▶ **What the exercise asks**
Below are some records; copy each line in them that contains "newline".
▬▬▬
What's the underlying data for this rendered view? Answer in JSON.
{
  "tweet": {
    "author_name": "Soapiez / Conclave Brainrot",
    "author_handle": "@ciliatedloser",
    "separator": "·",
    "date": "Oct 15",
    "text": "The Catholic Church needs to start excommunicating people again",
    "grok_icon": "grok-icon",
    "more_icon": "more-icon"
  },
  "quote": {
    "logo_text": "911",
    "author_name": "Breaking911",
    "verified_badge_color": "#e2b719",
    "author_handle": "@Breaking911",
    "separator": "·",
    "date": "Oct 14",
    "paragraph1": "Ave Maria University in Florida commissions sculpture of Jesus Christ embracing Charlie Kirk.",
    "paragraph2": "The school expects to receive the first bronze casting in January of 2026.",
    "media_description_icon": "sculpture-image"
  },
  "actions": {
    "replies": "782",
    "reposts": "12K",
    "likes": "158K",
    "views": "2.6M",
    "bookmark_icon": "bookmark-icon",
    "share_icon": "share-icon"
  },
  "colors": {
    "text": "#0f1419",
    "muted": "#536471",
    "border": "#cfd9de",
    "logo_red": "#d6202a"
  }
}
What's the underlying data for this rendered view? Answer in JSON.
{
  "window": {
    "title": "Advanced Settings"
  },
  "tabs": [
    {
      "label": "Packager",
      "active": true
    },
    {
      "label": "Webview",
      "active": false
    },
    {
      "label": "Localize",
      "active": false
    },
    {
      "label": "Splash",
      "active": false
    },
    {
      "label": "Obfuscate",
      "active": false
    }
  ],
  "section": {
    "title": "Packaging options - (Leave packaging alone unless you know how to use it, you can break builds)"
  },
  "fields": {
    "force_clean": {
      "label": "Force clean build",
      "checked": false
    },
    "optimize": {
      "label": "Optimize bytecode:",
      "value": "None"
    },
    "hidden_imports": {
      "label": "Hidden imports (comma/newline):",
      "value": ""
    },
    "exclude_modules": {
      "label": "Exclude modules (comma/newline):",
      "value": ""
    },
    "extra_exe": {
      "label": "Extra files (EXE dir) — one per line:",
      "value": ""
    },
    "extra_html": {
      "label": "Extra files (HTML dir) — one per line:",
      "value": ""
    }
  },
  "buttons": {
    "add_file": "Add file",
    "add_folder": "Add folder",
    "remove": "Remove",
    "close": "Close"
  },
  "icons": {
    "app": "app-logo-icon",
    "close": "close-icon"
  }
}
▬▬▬
▶ **Result for this task**
      "label": "Hidden imports (comma/newline):",
      "label": "Exclude modules (comma/newline):",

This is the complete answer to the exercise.